Renewable energy in Europe3/16/2012
Our dependency on fossil fuels as the world's "economic engine" is a complex, global and far-reaching challenge. Emissions of greenhouse gases (CO2) are rapidly warming the earth's atmosphere and causing long-term, dramatic climate change.
Among leading international institutions, political groups, national governments and research environments, there is global consensus that climate change is happening and is serious. Through the work of, among others, The United Nation's IPCC (Intergovernmental Panel on Climate Change), a target of limiting global warming to 2 degrees Celsius has been accepted.
Energy - a key factor
86% of the entire world's energy production today is fossil-based (IEA, Key World Energy Statistics, 2011). Approximately 30% of all CO2 emissions come from energy production. A dramatic change in how we produce and how we consume energy is needed. Energy produced from fossil fuels needs to be replaced by renewable energy from wind, solar, hydro and other non-fossil sources. There are obvious challenges in replacing existing energy systems while developing new and efficient ones. What seemed like an impossible task only a few years ago is now viewed as difficult but feasible through clean technologies, profitable business models, robust and flexible infrastructure, as well as the necessary financial models.
Europe - setting the pace
The European Union (EU) has, through numerous directives and initiatives, set ambitious targets for CO2 reductions and increased shares of renewable energy in the European energy system. The "2020 targets" are well known and widely accepted. The latest Renewable Energy Directive was adopted in 2009, and covers the three "energy sectors": transport, heat and electricity. The Directive provides clear targets for member states, as well as guidelines and mechanisms for how to reach the targets. National action plans will ensure that the share of renewable energy produced in Europe increases from 10% to 20% by 2020.
With the latest EU Energy Roadmap 2050, the focus is now being directed towards how to create a low carbon economy by 2050, strongly supported by the International Energy Agency (IEA). The Roadmap explores routes towards the decarbonisation of energy systems, including examining scenarios targeting an 80% reduction in greenhouse gases, and an 85% decline in energy-related CO2 emissions.

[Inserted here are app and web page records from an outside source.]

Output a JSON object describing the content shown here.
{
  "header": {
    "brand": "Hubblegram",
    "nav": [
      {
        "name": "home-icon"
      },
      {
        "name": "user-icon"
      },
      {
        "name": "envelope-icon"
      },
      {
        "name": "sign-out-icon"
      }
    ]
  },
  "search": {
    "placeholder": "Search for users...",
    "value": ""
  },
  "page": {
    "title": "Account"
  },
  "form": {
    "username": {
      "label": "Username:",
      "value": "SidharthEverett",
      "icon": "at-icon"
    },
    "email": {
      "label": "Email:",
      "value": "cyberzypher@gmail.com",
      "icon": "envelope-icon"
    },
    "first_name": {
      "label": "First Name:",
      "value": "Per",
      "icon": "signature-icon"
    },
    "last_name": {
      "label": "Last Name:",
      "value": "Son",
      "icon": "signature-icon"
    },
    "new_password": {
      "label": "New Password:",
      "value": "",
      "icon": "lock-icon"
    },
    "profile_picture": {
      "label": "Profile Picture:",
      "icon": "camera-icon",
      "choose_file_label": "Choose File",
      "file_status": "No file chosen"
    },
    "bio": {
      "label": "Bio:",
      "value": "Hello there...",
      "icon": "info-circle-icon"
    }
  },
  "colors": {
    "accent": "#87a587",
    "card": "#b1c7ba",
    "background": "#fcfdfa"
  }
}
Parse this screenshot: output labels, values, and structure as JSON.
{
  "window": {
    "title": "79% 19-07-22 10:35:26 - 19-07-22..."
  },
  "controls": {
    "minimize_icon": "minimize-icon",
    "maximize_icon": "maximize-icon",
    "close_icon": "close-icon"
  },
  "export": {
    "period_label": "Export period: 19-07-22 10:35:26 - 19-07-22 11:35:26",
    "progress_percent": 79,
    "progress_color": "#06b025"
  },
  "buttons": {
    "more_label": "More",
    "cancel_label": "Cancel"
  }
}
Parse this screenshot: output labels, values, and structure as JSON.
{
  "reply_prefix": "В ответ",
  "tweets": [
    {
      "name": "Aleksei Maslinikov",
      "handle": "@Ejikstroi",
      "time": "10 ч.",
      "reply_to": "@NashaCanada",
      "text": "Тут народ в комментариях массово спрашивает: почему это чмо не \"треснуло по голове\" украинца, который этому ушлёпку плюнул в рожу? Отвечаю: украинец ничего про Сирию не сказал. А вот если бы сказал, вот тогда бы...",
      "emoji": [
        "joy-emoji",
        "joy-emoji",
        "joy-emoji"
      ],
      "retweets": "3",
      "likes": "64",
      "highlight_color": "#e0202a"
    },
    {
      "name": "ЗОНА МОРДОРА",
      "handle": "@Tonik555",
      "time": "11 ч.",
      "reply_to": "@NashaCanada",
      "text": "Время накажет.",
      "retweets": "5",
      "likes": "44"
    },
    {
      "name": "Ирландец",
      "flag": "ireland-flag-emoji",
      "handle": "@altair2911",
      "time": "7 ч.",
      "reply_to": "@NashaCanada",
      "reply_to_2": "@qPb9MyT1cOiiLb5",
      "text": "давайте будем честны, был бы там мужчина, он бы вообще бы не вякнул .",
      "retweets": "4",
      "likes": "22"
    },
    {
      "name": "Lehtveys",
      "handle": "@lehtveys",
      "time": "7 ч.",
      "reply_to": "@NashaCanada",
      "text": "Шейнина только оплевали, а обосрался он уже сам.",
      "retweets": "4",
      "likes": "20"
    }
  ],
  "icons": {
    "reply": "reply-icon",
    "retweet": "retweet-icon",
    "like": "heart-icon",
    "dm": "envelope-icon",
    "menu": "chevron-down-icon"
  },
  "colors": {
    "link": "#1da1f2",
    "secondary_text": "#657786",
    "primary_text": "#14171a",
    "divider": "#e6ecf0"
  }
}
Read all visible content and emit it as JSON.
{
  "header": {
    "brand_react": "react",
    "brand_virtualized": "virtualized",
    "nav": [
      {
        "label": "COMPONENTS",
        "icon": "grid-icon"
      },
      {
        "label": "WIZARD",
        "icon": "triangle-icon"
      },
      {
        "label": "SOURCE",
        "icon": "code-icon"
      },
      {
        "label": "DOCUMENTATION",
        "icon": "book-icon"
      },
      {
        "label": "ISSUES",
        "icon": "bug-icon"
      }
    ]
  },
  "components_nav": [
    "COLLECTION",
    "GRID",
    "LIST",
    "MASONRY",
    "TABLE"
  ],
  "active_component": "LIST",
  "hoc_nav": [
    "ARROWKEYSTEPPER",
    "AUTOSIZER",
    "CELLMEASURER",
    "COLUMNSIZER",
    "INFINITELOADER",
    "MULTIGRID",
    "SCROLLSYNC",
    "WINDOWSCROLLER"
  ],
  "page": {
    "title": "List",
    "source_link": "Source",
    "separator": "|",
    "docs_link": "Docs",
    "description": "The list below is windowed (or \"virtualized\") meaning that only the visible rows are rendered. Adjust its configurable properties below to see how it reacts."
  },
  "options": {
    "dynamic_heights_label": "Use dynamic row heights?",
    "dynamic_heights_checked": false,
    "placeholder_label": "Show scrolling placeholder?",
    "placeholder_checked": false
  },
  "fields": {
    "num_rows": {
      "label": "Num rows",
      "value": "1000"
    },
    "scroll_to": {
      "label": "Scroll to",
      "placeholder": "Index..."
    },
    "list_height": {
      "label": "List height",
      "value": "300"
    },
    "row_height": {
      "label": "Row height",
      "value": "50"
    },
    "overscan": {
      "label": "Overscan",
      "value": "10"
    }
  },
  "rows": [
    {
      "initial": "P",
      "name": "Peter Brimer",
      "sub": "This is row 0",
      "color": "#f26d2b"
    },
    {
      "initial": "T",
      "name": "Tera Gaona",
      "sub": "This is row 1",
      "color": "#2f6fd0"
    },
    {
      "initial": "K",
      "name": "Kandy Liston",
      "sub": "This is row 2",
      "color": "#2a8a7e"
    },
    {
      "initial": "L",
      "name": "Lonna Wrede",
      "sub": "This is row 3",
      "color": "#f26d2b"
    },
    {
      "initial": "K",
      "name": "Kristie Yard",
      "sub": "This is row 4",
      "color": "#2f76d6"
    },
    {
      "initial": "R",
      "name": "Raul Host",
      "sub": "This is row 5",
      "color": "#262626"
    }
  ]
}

The goal of the electricity sector is "to double renewable electricity production between 2010 and 2020". In 2010, approximately 700 TWh of a total electricity production of 3500 TWh was based on renewable sources. This means that approximately 70 TWh of new production capacity needs to be enabled - every year. This quickly raises the question of financing. Using a conservative investment figure of EUR 0.5 per new KWh, EUR 35 billion in subsidies will be needed every year. A large portion will come from various public support and subsidy schemes put in place centrally by the EU, as well as by the member states. It is also clear that activating commercial market players to invest in the renewable sector is vital if we are to succeed in reaching these targets.